The IRS Will Use AI to Investigate Sophisticated Tax Evasions

IBL News | New York

The IRS (Internal Revenue Service) has deployed AI to investigate tax evasion and open examinations into large hedge funds, private equity groups, real estate investors, and law firms.

The federal agency this Friday announced that it will use some of the $80 billion allocated through last year’s Inflation Reduction Act to target the wealthiest Americans who use sophisticated accounting maneuvers to avoid paying taxes.

This agency’s new funding has generated a political fight between Republicans and Democrats.

Republicans claim that the IRS will use the funding to harass small businesses and middle-class taxpayers while Democrats say that the funding is primarily enabling the IRS to target wealthy Americans and corporations who may have engaged in tax evasion.

“These are complex cases for IRS teams to unpack,” Daniel Werfel, the IRS Commissioner, said. “The IRS has simply not had enough resources or staffing to address partnerships; in a real sense, we’ve been overwhelmed in this area for years.”

Mr. Werfel explained that artificial intelligence is helping the IRS identify patterns and trends, giving the agency greater confidence that it can find where larger partnerships are shielding income. This is leading to the kinds of major audits that the IRS might not have previously tackled.

The agency said it would open examinations into 75 of the nation’s largest partnerships, which were identified with the help of artificial intelligence, by the end of the month. The partnerships all have more than $10 billion in assets and will receive audit notices in the coming weeks.

More audits are likely to come, according to The New York Times. In October, the IRS will send 500 notifications, known as compliance alerts, to other large partnerships indicating that the agency has found discrepancies in their balance sheets. These partnerships could also face audits if they cannot explain the differences in their balances from the end of one year to the start of the next.

The focus on partnerships is part of a broader push by the IRS to scrutinize wealthier taxpayers in 2024. Mr. Werfel said that the agency is dedicating dozens of revenue officers to pursue 1,600 millionaires who the IRS believes owe at least $250,000 in unpaid taxes.

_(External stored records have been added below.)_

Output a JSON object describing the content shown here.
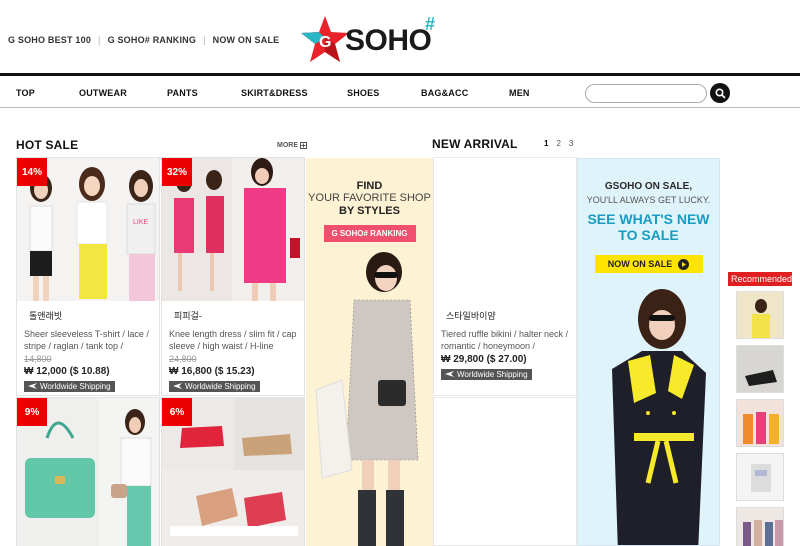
{
  "top_links": [
    "G SOHO BEST 100",
    "G SOHO# RANKING",
    "NOW ON SALE"
  ],
  "logo": {
    "letter": "G",
    "text": "SOHO",
    "hash": "#"
  },
  "nav": {
    "items": [
      "TOP",
      "OUTWEAR",
      "PANTS",
      "SKIRT&DRESS",
      "SHOES",
      "BAG&ACC",
      "MEN"
    ],
    "search_placeholder": ""
  },
  "hot_sale": {
    "title": "HOT SALE",
    "more": "MORE"
  },
  "new_arrival": {
    "title": "NEW ARRIVAL",
    "pages": [
      "1",
      "2",
      "3"
    ]
  },
  "products": [
    {
      "badge": "14%",
      "shop": "톨앤래빗",
      "desc": "Sheer sleeveless T-shirt / lace / stripe / raglan / tank top /",
      "old_price": "14,800",
      "price": "₩ 12,000 ($ 10.88)",
      "shipping": "Worldwide Shipping"
    },
    {
      "badge": "32%",
      "shop": "피피걸-",
      "desc": "Knee length dress / slim fit / cap sleeve / high waist / H-line",
      "old_price": "24,800",
      "price": "₩ 16,800 ($ 15.23)",
      "shipping": "Worldwide Shipping"
    },
    {
      "badge": "",
      "shop": "스타일바이얌",
      "desc": "Tiered ruffle bikini / halter neck / romantic / honeymoon /",
      "old_price": "",
      "price": "₩ 29,800 ($ 27.00)",
      "shipping": "Worldwide Shipping"
    },
    {
      "badge": "9%"
    },
    {
      "badge": "6%"
    }
  ],
  "banner_find": {
    "line1": "FIND",
    "line2": "YOUR FAVORITE SHOP",
    "line3": "BY STYLES",
    "button": "G SOHO# RANKING"
  },
  "banner_sale": {
    "line1": "GSOHO ON SALE,",
    "line2": "YOU'LL ALWAYS GET LUCKY.",
    "line3a": "SEE WHAT'S NEW",
    "line3b": "TO SALE",
    "button": "NOW ON SALE"
  },
  "recommended": {
    "title": "Recommended"
  },
  "colors": {
    "badge": "#ee0000",
    "accent_blue": "#1a9bc2",
    "pink_button": "#f0506e",
    "yellow_button": "#ffe400"
  }
}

In the coming year, the IRS said it plans to increase scrutiny of digital assets as a vehicle for tax evasion and investigate how high-income taxpayers are using foreign bank accounts to avoid disclosing their financial information.

As part of its recruiting strategy, the IRS has been looking to hire data scientists to develop new in-house artificial intelligence tools. Mr. Werfel said that the agency is also collaborating with outside experts and contractors on the project.